Before 1960 people used to do their shopping at the corner shop or the local small shop until the first supermarket opened in the Market Hall (Boxing Club), Market Street, Kidsgrove.
At one time Whitehill had five shops 3 of which were in the front room of the house. These were: a hairdresser (93 Whitehill Road), a grocers (115 Whitehill Road) and a general store/Post Office (216 Whitehill Road). The grocer at 115 also operated a corset measuring business. There was the Co-operative Society which by no means resembles the store as it is today. The Hairdressers next to the Co-op was a greengrocery/fishmongers. Lastly 216 Whitehill Road was a general store which also had a Post Office section.
The Co-operative Society resembled the shops you see at museums like Beamish. Cheese was cut on a marble slab and so was butter. Sugar was weighed in pounds and put in a blue paper bag. Most dry goods had to be weighed. There was little or no packaging in those days and certainly no bags were provided to carry shopping home. Youngsters were very rarely sent to the shop to buy eggs because they were put in a paper bag and would not always arrive home unbroken. You could buy one egg if you so wished. Mothers would buy their bread which was unsliced and place it on the bonnet of their child's pram and by the time they arrived home the child had chewed the corners off the loaf (no wrapping paper then).

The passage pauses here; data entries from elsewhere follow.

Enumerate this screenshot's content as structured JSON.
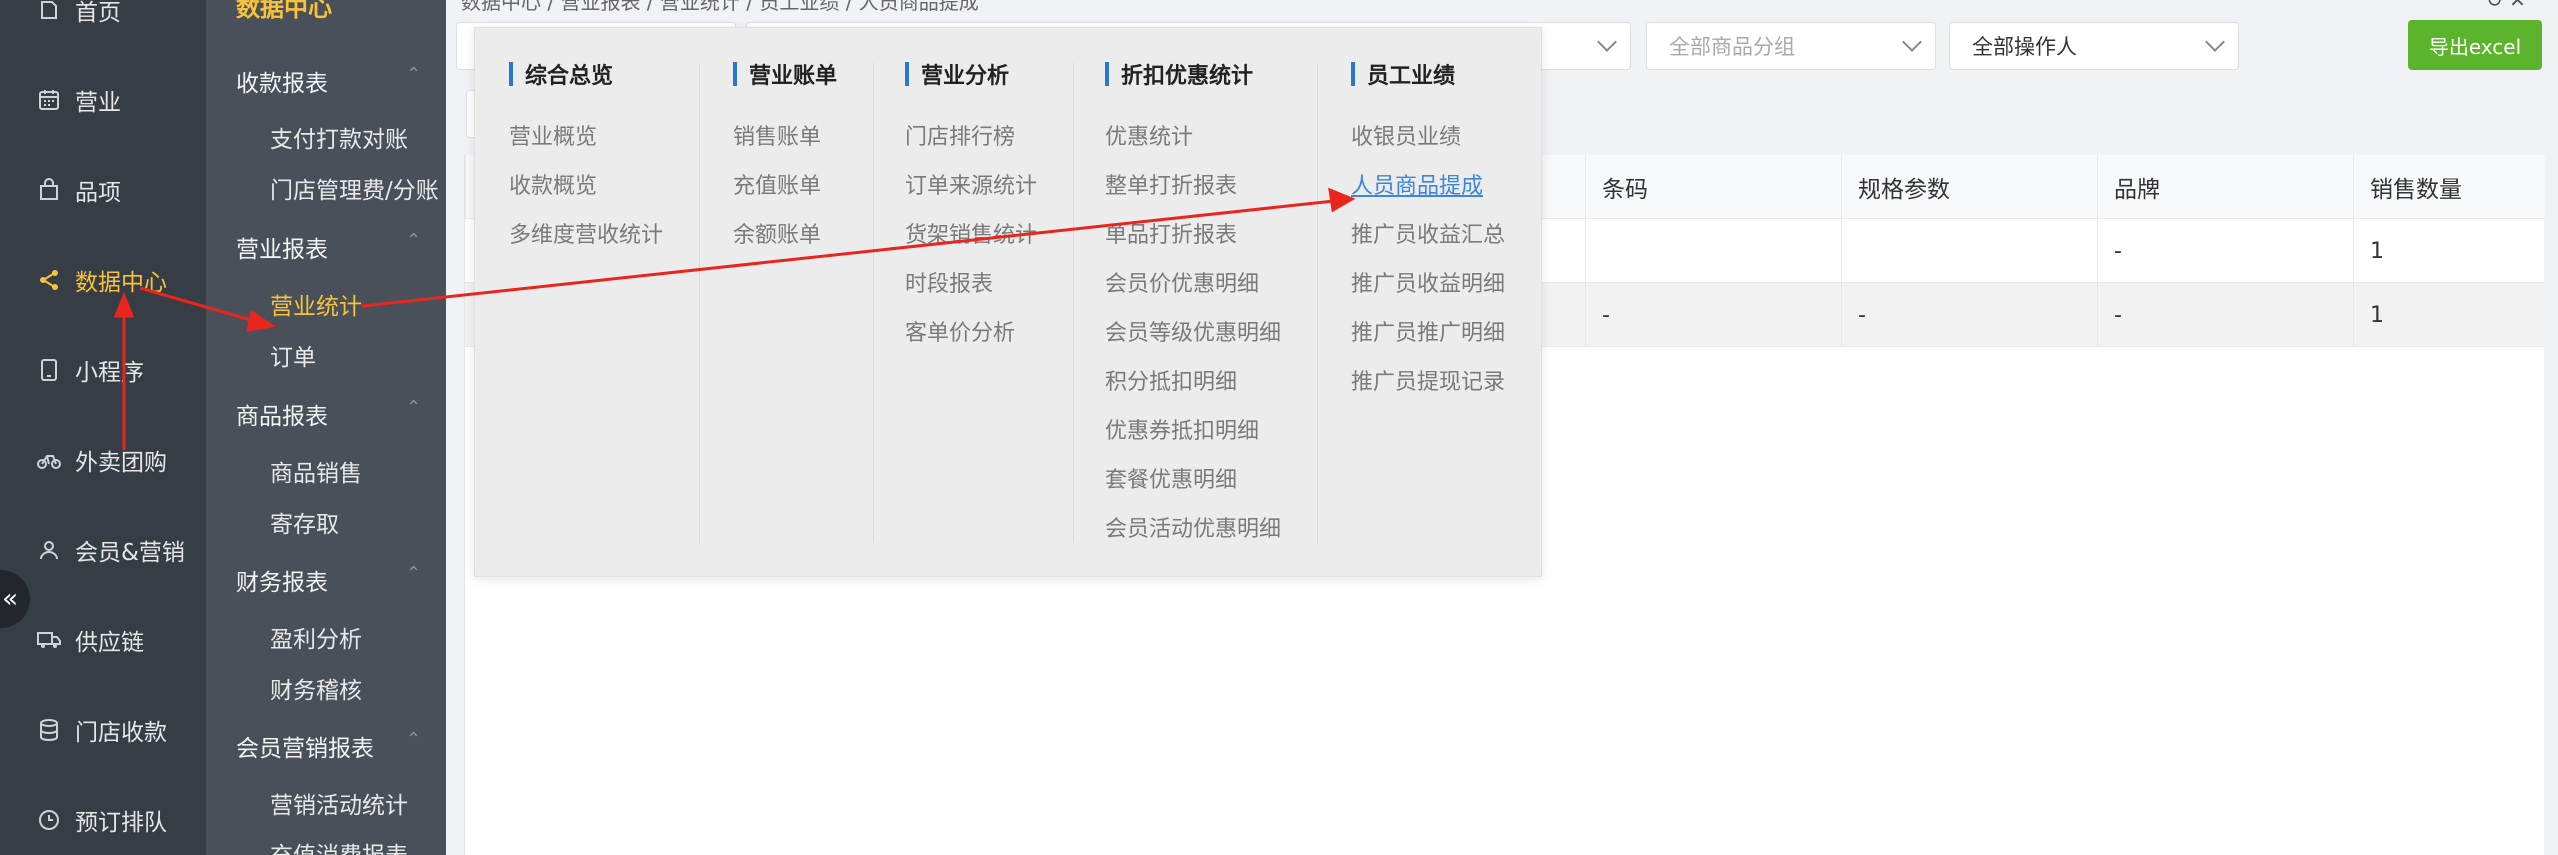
{
  "nav": {
    "items": [
      {
        "label": "首页",
        "icon": "home-icon"
      },
      {
        "label": "营业",
        "icon": "calendar-icon"
      },
      {
        "label": "品项",
        "icon": "bag-icon"
      },
      {
        "label": "数据中心",
        "icon": "share-icon"
      },
      {
        "label": "小程序",
        "icon": "phone-icon"
      },
      {
        "label": "外卖团购",
        "icon": "bike-icon"
      },
      {
        "label": "会员&营销",
        "icon": "user-icon"
      },
      {
        "label": "供应链",
        "icon": "truck-icon"
      },
      {
        "label": "门店收款",
        "icon": "database-icon"
      },
      {
        "label": "预订排队",
        "icon": "clock-icon"
      }
    ],
    "collapse_glyph": "«"
  },
  "subnav": {
    "head": "数据中心",
    "sections": [
      {
        "title": "收款报表",
        "items": [
          "支付打款对账",
          "门店管理费/分账"
        ]
      },
      {
        "title": "营业报表",
        "items": [
          "营业统计",
          "订单"
        ]
      },
      {
        "title": "商品报表",
        "items": [
          "商品销售",
          "寄存取"
        ]
      },
      {
        "title": "财务报表",
        "items": [
          "盈利分析",
          "财务稽核"
        ]
      },
      {
        "title": "会员营销报表",
        "items": [
          "营销活动统计",
          "充值消费报表"
        ]
      }
    ],
    "caret": "⌃"
  },
  "main": {
    "breadcrumb": "数据中心  /  营业报表  /  营业统计  /  员工业绩  /  人员商品提成",
    "filters": {
      "group": "全部商品分组",
      "operator": "全部操作人"
    },
    "export_label": "导出excel",
    "top_icons": "↻  ✕",
    "table": {
      "headers": [
        "条码",
        "规格参数",
        "品牌",
        "销售数量"
      ],
      "rows": [
        [
          "",
          "",
          "-",
          "1"
        ],
        [
          "-",
          "-",
          "-",
          "1"
        ]
      ]
    }
  },
  "mega_menu": {
    "columns": [
      {
        "title": "综合总览",
        "items": [
          "营业概览",
          "收款概览",
          "多维度营收统计"
        ]
      },
      {
        "title": "营业账单",
        "items": [
          "销售账单",
          "充值账单",
          "余额账单"
        ]
      },
      {
        "title": "营业分析",
        "items": [
          "门店排行榜",
          "订单来源统计",
          "货架销售统计",
          "时段报表",
          "客单价分析"
        ]
      },
      {
        "title": "折扣优惠统计",
        "items": [
          "优惠统计",
          "整单打折报表",
          "单品打折报表",
          "会员价优惠明细",
          "会员等级优惠明细",
          "积分抵扣明细",
          "优惠券抵扣明细",
          "套餐优惠明细",
          "会员活动优惠明细"
        ]
      },
      {
        "title": "员工业绩",
        "items": [
          "收银员业绩",
          "人员商品提成",
          "推广员收益汇总",
          "推广员收益明细",
          "推广员推广明细",
          "推广员提现记录"
        ]
      }
    ]
  },
  "colors": {
    "nav_bg": "#373d45",
    "subnav_bg": "#4a5059",
    "accent": "#f7c33c",
    "export_green": "#5cb42c",
    "link_blue": "#3b86e0",
    "arrow_red": "#e8261e"
  }
}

Money was handed to the shop assistant who wrote out a slip in duplicate and placed one copy together with the money in a container, attached it to a wire, pulled a handle to send it on its way to an office at the back of the shop. The money was taken out and change put back in and sent back to the shop assistant. No credit cards in those days. Because all customers were members of the Co-operative Society they received a dividend (known as divi). Everyone looked forward to divi day.

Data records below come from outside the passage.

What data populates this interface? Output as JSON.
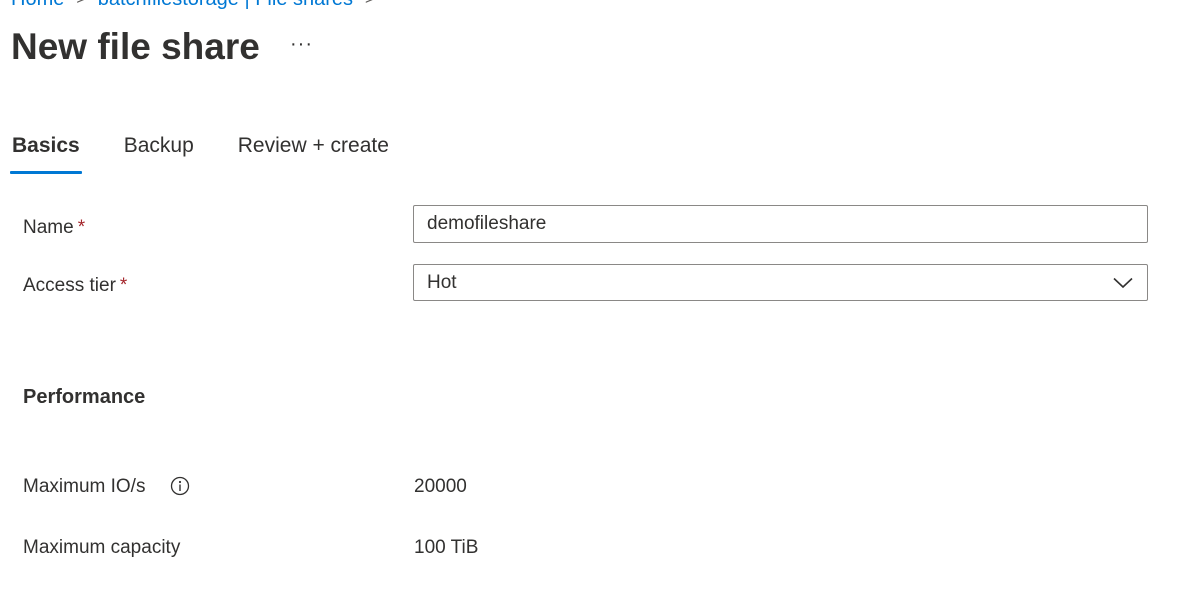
{
  "breadcrumb": {
    "home": "Home",
    "parent": "batchfilestorage | File shares",
    "separator": ">"
  },
  "title": "New file share",
  "more_label": "···",
  "tabs": [
    {
      "label": "Basics",
      "active": true
    },
    {
      "label": "Backup",
      "active": false
    },
    {
      "label": "Review + create",
      "active": false
    }
  ],
  "form": {
    "name_label": "Name",
    "name_value": "demofileshare",
    "access_tier_label": "Access tier",
    "access_tier_value": "Hot",
    "required_marker": "*"
  },
  "performance": {
    "heading": "Performance",
    "max_io_label": "Maximum IO/s",
    "max_io_value": "20000",
    "max_capacity_label": "Maximum capacity",
    "max_capacity_value": "100 TiB"
  },
  "colors": {
    "accent": "#0078d4",
    "required": "#a4262c",
    "text": "#323130",
    "border": "#8a8886"
  },
  "icons": {
    "info": "info-icon",
    "chevron": "chevron-down-icon",
    "more": "more-icon"
  }
}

When Sunday opening came into being stories tell that the Superintendent of Whitehill Weslyan Chapel (Bottom Chapel) said to the Sunday School children that he hoped that they would not spend their penny collection on sweets from No 216. How many penny gob stoppers were bought on their way home from Sunday School is anyone's guess.
Almost all every days needs were catered for by these 5 shops.
There were 3 farms in Whitehill where some produce could be purchased. Cotterill's farm (opposite 212 Whitehill Road), Archer's Farm (path leading from 128 Whitehill Road towards Tawney Close) and Hulme's Farm (opposite Maryhill School gates, Galleys Bank). A Mr and Mrs Mitchell lived in a cottage at Galleys Bank almost opposite William Road and they kept pigs and hens and youngsters would take their family's vegetable peelings to be made into pig swill which could be smelled in the street. In exchange for the peelings a sweet was given. If they did not require all their produce then they would sell it to the locals.
If you wanted something special like clothes or household goods people ventured out to Hanley or Tunstall possibly on Stanier's or Rowbotham's bus or even used the Loop Line.